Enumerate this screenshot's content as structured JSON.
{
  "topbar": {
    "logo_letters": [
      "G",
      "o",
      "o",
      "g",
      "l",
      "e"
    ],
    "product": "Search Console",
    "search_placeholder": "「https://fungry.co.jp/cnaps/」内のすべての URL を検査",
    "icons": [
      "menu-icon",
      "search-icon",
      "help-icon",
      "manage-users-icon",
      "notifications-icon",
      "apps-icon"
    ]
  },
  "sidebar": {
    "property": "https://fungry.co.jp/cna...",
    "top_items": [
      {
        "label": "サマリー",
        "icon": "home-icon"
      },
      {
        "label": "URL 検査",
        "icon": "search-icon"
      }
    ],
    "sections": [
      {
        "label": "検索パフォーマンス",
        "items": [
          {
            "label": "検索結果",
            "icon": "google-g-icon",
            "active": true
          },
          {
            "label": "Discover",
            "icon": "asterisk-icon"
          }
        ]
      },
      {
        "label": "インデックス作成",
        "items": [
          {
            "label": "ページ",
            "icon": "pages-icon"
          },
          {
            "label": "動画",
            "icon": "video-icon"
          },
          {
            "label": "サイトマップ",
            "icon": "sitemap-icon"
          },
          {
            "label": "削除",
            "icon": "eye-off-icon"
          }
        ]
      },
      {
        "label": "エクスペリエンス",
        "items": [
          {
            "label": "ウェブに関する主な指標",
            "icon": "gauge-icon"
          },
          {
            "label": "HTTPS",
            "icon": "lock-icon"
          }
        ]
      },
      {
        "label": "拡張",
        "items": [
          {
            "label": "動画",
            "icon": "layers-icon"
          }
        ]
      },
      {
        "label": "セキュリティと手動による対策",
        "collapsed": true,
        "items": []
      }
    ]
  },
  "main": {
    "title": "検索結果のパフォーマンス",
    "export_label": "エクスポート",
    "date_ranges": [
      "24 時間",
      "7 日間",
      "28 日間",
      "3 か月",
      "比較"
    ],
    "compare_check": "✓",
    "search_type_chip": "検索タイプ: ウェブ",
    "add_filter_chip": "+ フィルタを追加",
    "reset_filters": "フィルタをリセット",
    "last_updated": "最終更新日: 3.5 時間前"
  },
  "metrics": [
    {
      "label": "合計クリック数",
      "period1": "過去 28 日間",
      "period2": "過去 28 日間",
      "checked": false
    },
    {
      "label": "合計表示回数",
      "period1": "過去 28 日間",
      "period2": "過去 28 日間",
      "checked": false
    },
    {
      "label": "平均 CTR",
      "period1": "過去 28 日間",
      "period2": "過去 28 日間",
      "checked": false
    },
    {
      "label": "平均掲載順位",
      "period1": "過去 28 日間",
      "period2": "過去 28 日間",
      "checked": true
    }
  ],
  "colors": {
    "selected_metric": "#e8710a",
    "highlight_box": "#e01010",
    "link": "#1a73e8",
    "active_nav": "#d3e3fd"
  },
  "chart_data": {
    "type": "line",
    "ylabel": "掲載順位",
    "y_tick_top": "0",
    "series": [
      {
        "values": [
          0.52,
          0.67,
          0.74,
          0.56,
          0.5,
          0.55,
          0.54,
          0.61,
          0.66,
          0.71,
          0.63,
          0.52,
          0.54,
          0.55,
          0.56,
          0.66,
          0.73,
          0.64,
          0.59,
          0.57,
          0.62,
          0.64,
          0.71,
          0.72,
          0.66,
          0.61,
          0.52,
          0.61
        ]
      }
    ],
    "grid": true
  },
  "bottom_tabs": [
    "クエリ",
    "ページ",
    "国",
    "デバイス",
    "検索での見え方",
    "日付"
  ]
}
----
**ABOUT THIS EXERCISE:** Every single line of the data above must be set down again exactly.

**OUTPUT OF THE TASK:**
Enumerate this screenshot's content as structured JSON.
{
  "topbar": {
    "logo_letters": [
      "G",
      "o",
      "o",
      "g",
      "l",
      "e"
    ],
    "product": "Search Console",
    "search_placeholder": "「https://fungry.co.jp/cnaps/」内のすべての URL を検査",
    "icons": [
      "menu-icon",
      "search-icon",
      "help-icon",
      "manage-users-icon",
      "notifications-icon",
      "apps-icon"
    ]
  },
  "sidebar": {
    "property": "https://fungry.co.jp/cna...",
    "top_items": [
      {
        "label": "サマリー",
        "icon": "home-icon"
      },
      {
        "label": "URL 検査",
        "icon": "search-icon"
      }
    ],
    "sections": [
      {
        "label": "検索パフォーマンス",
        "items": [
          {
            "label": "検索結果",
            "icon": "google-g-icon",
            "active": true
          },
          {
            "label": "Discover",
            "icon": "asterisk-icon"
          }
        ]
      },
      {
        "label": "インデックス作成",
        "items": [
          {
            "label": "ページ",
            "icon": "pages-icon"
          },
          {
            "label": "動画",
            "icon": "video-icon"
          },
          {
            "label": "サイトマップ",
            "icon": "sitemap-icon"
          },
          {
            "label": "削除",
            "icon": "eye-off-icon"
          }
        ]
      },
      {
        "label": "エクスペリエンス",
        "items": [
          {
            "label": "ウェブに関する主な指標",
            "icon": "gauge-icon"
          },
          {
            "label": "HTTPS",
            "icon": "lock-icon"
          }
        ]
      },
      {
        "label": "拡張",
        "items": [
          {
            "label": "動画",
            "icon": "layers-icon"
          }
        ]
      },
      {
        "label": "セキュリティと手動による対策",
        "collapsed": true,
        "items": []
      }
    ]
  },
  "main": {
    "title": "検索結果のパフォーマンス",
    "export_label": "エクスポート",
    "date_ranges": [
      "24 時間",
      "7 日間",
      "28 日間",
      "3 か月",
      "比較"
    ],
    "compare_check": "✓",
    "search_type_chip": "検索タイプ: ウェブ",
    "add_filter_chip": "+ フィルタを追加",
    "reset_filters": "フィルタをリセット",
    "last_updated": "最終更新日: 3.5 時間前"
  },
  "metrics": [
    {
      "label": "合計クリック数",
      "period1": "過去 28 日間",
      "period2": "過去 28 日間",
      "checked": false
    },
    {
      "label": "合計表示回数",
      "period1": "過去 28 日間",
      "period2": "過去 28 日間",
      "checked": false
    },
    {
      "label": "平均 CTR",
      "period1": "過去 28 日間",
      "period2": "過去 28 日間",
      "checked": false
    },
    {
      "label": "平均掲載順位",
      "period1": "過去 28 日間",
      "period2": "過去 28 日間",
      "checked": true
    }
  ],
  "colors": {
    "selected_metric": "#e8710a",
    "highlight_box": "#e01010",
    "link": "#1a73e8",
    "active_nav": "#d3e3fd"
  },
  "chart_data": {
    "type": "line",
    "ylabel": "掲載順位",
    "y_tick_top": "0",
    "series": [
      {
        "values": [
          0.52,
          0.67,
          0.74,
          0.56,
          0.5,
          0.55,
          0.54,
          0.61,
          0.66,
          0.71,
          0.63,
          0.52,
          0.54,
          0.55,
          0.56,
          0.66,
          0.73,
          0.64,
          0.59,
          0.57,
          0.62,
          0.64,
          0.71,
          0.72,
          0.66,
          0.61,
          0.52,
          0.61
        ]
      }
    ],
    "grid": true
  },
  "bottom_tabs": [
    "クエリ",
    "ページ",
    "国",
    "デバイス",
    "検索での見え方",
    "日付"
  ]
}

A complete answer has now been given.